“Then I met, or rather got to know, the lady who threw me my first life line.”
This story is about a young lady named Marguerite Johnson, and her relationship to Mrs. Bertha Flowers. Marguerite was an intelligent girl who liked to read books and did well in school. The only problem she had was that she was not a very outspoken person, and kept quiet in class. There was a woman, named Mrs. Flowers, who Marguerite looked up to and admired. It was brought to Mrs. Flowers attention that Marguerite had looked up to her, and that she shared a common interest in reading. Mrs. Flowers invited Marguerite back to her house for cookies and lemonade, and made an attempt to get to know the young lady. Mrs. Flowers read to Marguerite and gave her a reading assignment to help her out. It was the beginning of one of her life lessons and encouraged her to gain more wisdom form Mrs. Flowers.

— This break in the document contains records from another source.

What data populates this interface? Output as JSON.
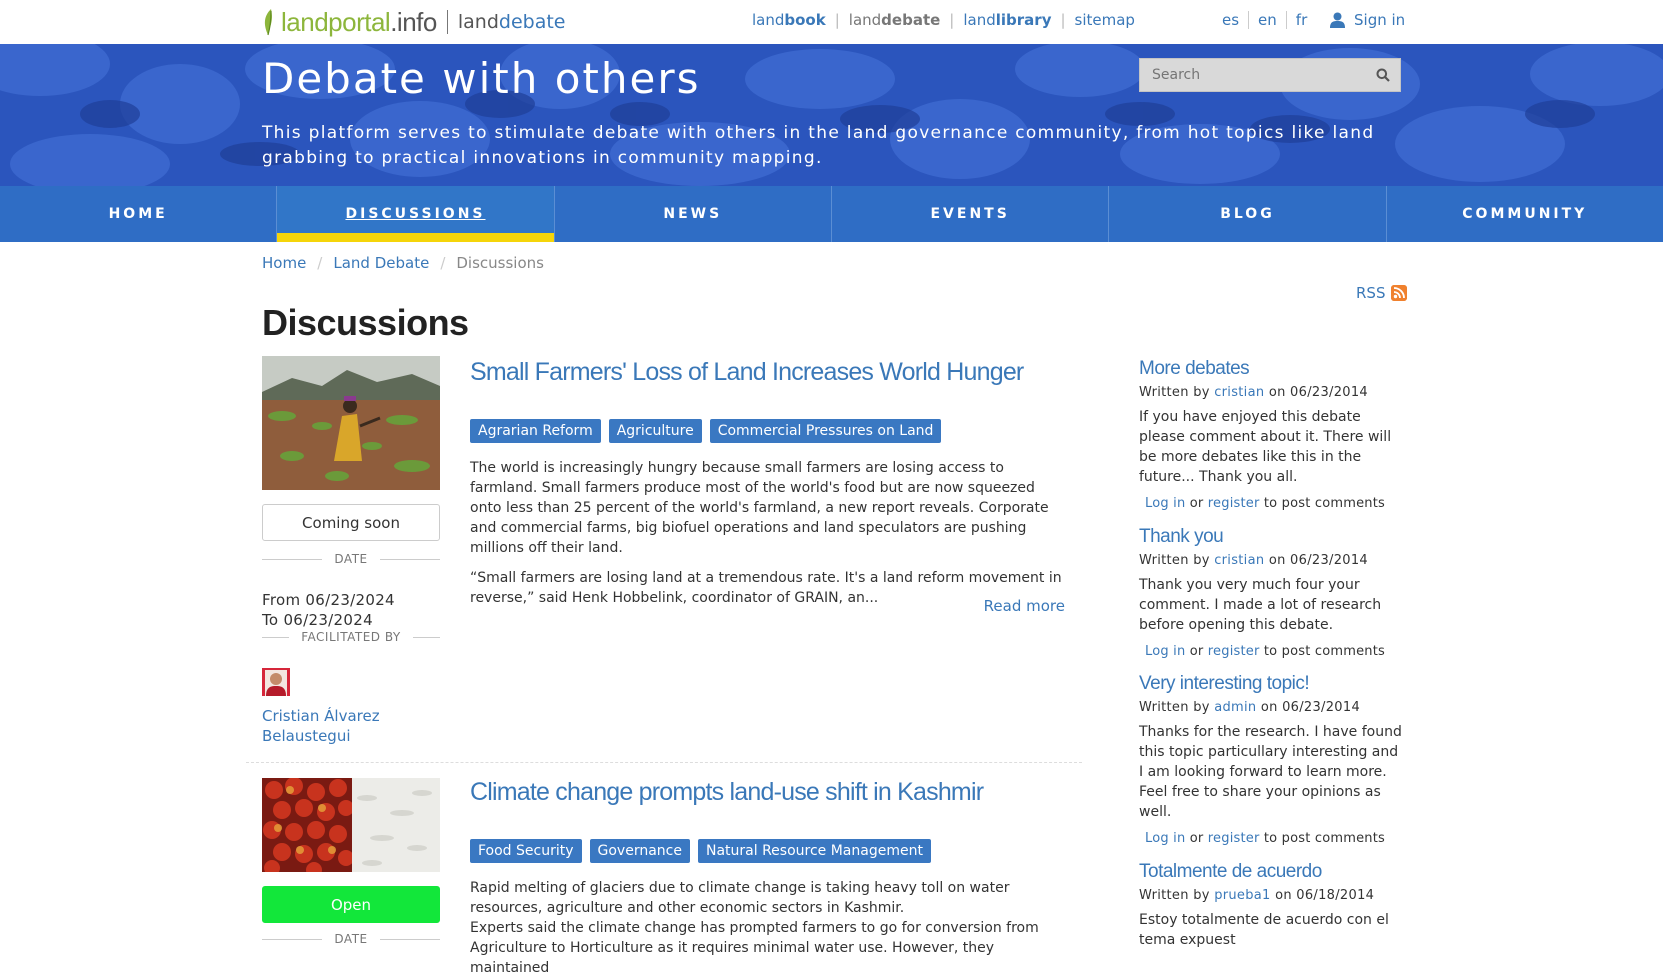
{
  "topbar": {
    "logo_lp": "landportal",
    "logo_tld": ".info",
    "logo_sub_a": "land",
    "logo_sub_b": "debate",
    "nav": [
      {
        "a": "land",
        "b": "book"
      },
      {
        "a": "land",
        "b": "debate"
      },
      {
        "a": "land",
        "b": "library"
      },
      {
        "a": "sitemap",
        "b": ""
      }
    ],
    "langs": [
      "es",
      "en",
      "fr"
    ],
    "signin": "Sign in"
  },
  "hero": {
    "title": "Debate with others",
    "description": "This platform serves to stimulate debate with others in the land governance community, from hot topics like land grabbing to practical innovations in community mapping.",
    "search_placeholder": "Search"
  },
  "mainnav": [
    "HOME",
    "DISCUSSIONS",
    "NEWS",
    "EVENTS",
    "BLOG",
    "COMMUNITY"
  ],
  "breadcrumb": [
    "Home",
    "Land Debate",
    "Discussions"
  ],
  "rss": "RSS",
  "page_title": "Discussions",
  "discussions": [
    {
      "title": "Small Farmers' Loss of Land Increases World Hunger",
      "tags": [
        "Agrarian Reform",
        "Agriculture",
        "Commercial Pressures on Land"
      ],
      "status": "Coming soon",
      "date_label": "DATE",
      "from": "From 06/23/2024",
      "to": "To 06/23/2024",
      "facilitated_label": "FACILITATED BY",
      "facilitator": "Cristian Álvarez Belaustegui",
      "p1": "The world is increasingly hungry because small farmers are losing access to farmland. Small farmers produce most of the world's food but are now squeezed onto less than 25 percent of the world's farmland, a new report reveals. Corporate and commercial farms, big biofuel operations and land speculators are pushing millions off their land.",
      "p2": "“Small farmers are losing land at a tremendous rate. It's a land reform movement in reverse,” said Henk Hobbelink, coordinator of GRAIN, an...",
      "read_more": "Read more"
    },
    {
      "title": "Climate change prompts land-use shift in Kashmir",
      "tags": [
        "Food Security",
        "Governance",
        "Natural Resource Management"
      ],
      "status": "Open",
      "date_label": "DATE",
      "p1": "Rapid melting of glaciers due to climate change is taking heavy toll on water resources, agriculture and other economic sectors in Kashmir.",
      "p2": "Experts said the climate change has prompted farmers to go for conversion from Agriculture to Horticulture as it requires minimal water use. However, they maintained"
    }
  ],
  "sidebar": {
    "comments": [
      {
        "title": "More debates",
        "written_by": "Written by",
        "author": "cristian",
        "on": "on 06/23/2014",
        "body": "If you have enjoyed this debate please comment about it. There will be more debates like this in the future... Thank you all.",
        "login": "Log in",
        "or": "or",
        "register": "register",
        "tail": "to post comments"
      },
      {
        "title": "Thank you",
        "written_by": "Written by",
        "author": "cristian",
        "on": "on 06/23/2014",
        "body": "Thank you very much four your comment. I made a lot of research before opening this debate.",
        "login": "Log in",
        "or": "or",
        "register": "register",
        "tail": "to post comments"
      },
      {
        "title": "Very interesting topic!",
        "written_by": "Written by",
        "author": "admin",
        "on": "on 06/23/2014",
        "body": "Thanks for the research. I have found this topic particullary interesting and I am looking forward to learn more. Feel free to share your opinions as well.",
        "login": "Log in",
        "or": "or",
        "register": "register",
        "tail": "to post comments"
      },
      {
        "title": "Totalmente de acuerdo",
        "written_by": "Written by",
        "author": "prueba1",
        "on": "on 06/18/2014",
        "body": "Estoy totalmente de acuerdo con el tema expuest"
      }
    ]
  },
  "colors": {
    "nav_bg": "#2f6dc5",
    "accent_yellow": "#f5d50a",
    "open_green": "#12e73a",
    "link_blue": "#3a78b8",
    "tag_blue": "#3a78c2"
  },
  "icons": [
    "leaf-logo-icon",
    "user-icon",
    "search-icon",
    "rss-icon"
  ]
}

“She encouraged me to listen carefully to what country people called mother wit. That in those homely sayings was couched the collective wisdom of generations.”
This story has so many topics to touch on yet it’s only five pages in my textbook. And not only were the topics intertwined with one another, they all came together to help out Marguerite with one of her many life lessons, confidence. Not everyone would agree with me that this reading had to do with confidence, but it’s what I related to with the writer. It’s like she wrote a small passage of my life from my younger years. That feeling of being scared in front of others, when one is put on the spot. The thought of rejection from someone, who peaks your interest. The little hints you look for from others to get a sense of acceptance. As a kid, these were things I struggled with as well. These are subjects that were not taught plainly at school. We have to learn some things, through ordinary life lessons, that don’t come with a book. That’s where you learn things that aren’t taught by...